I am not a professional pastor anymore, but if I were this would be first on my list to address. I worry we’ve made the classic historical error of overcorrecting. I’m not sure what to do about it, but the first step is realizing there is a problem.
What are we really doing outside of the church to affect culture?
According to Klout, a company that tracks actual influence on the web, here are the most influential people in America: Justin Bieber, Rihanna, Justin Timberlake, Lady Gaga, Taylor Swift, Oprah Winfrey, Ryan Seacrest, Stephen Colbert, Ellen Degeneres, and Perez Hilton.
Typically, as Christians, we would look at the above list and bemoan the downfall of society. If you need a few moments to do that, go ahead. Let me know when you’re finished . . . I will wait for you.
OK, let’s be honest. This shouldn’t surprise us. Had this list existed in decades past it would have included names like Madonna, Michael Jackson, Bob Dylan, and John Lennon. In America, pop culture is culture. Nine of the top 10 on this list are performers and hosts. One (Perez Hilton) is a celebrity blogger who generally writes about the other nine. (Reality TV stars and socialites Paris Hilton and Kim Kardashian are numbers 11 and 12, by the way.)
Here’s the pill you need to swallow: whatever these 10 people can agree on will be what the vast majority of America believes 10 years from now.
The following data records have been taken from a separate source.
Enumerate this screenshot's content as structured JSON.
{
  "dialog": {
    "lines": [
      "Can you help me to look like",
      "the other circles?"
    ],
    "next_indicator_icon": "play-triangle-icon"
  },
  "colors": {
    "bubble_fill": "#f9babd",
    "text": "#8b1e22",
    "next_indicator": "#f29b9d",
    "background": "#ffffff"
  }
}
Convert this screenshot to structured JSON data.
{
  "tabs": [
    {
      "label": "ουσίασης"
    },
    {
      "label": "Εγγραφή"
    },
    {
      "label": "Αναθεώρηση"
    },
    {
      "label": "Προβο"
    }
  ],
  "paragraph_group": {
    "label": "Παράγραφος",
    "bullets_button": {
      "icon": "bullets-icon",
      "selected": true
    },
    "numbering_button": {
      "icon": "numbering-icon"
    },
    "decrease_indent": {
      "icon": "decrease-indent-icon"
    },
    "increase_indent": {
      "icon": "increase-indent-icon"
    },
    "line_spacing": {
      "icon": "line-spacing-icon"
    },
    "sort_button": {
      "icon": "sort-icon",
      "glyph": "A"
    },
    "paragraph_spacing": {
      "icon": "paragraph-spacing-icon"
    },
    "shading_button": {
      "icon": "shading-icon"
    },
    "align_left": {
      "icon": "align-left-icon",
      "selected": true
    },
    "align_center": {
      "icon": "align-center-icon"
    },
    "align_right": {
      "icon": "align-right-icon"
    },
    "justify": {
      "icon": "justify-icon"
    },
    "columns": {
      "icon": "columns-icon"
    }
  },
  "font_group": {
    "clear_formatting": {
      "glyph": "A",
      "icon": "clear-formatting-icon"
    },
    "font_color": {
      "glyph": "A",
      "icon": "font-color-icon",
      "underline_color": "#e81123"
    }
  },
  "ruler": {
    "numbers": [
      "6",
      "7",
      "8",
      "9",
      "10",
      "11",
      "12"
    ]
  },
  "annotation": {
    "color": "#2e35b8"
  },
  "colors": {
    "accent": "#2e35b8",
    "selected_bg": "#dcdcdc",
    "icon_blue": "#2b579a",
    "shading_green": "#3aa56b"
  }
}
The church must accept the fact that entertainment creates American culture. Take the list of influencers to the top 100 or top 1,000 and you will see a handful of politicians, CEOs, academicians, and clergy—but the overwhelming reality is our culture is created by our entertainment professionals. Therefore, we as Christians must be in the entertainment business.
This is why I left a successful job as a pastor in an influential church to create entertainment. Again, the mission compelled me. I spend my days now creating feature films, television programs, stage shows, web videos, blogging sites, and commercial videos. It may be the most competitive, backbiting, and godless industry in America.
Some people who don’t know any better think it’s glamorous. It can be a lot of fun, but it’s a daily grind to claim even the smallest corner of pop culture real estate. I do it because it is my calling.
Not every pastor should quit vocational ministry to do entertainment. (Though a few more probably should.) I would say that once and for all we should clearly tell the next generation that desiring to work in entertainment is a noble thing. Sure, it feeds on your ego and pride, but from my experience not nearly as much as being a pastor.
I’d love to do an altar call at a youth conference sometime for kids to devote their lives to “full-time nonvocational ministry.” And I’d be thrilled if half of them wanted to be rock stars, actors, and reality TV producers. (This is probably why my speaking engagements to teenagers are limited.)
The culture changes over time by telling an alternative story. That’s the only way culture changes. If we want a voice in the future of America, we must tell better stories in the places where people already go to get their stories.
These two questions are foundational and deserve more time to process. They also deserve more voices than my own. I hope you wrestle with them in your local context. If and when you find the answers, I’m ready to follow you.
Until then, I will be doing the holy work of fighting for the right to entertain America.
Joe Boyd is founder and president of Rebel Pilgrim Productions in Cincinnati, Ohio. He is executive producer of feature films, A Strange Brand of Happy (2013) and Hope Bridge (Fall 2014). He is also founder and contributor of rebelstorytellers.com.
Hear Joe Boyd talk about culture change in the next Beyond the Standard BlogTalkRadio interview, Thursday, October 23, 11 a.m. Eastern. Info here: http://bit.ly/1vUfLqW.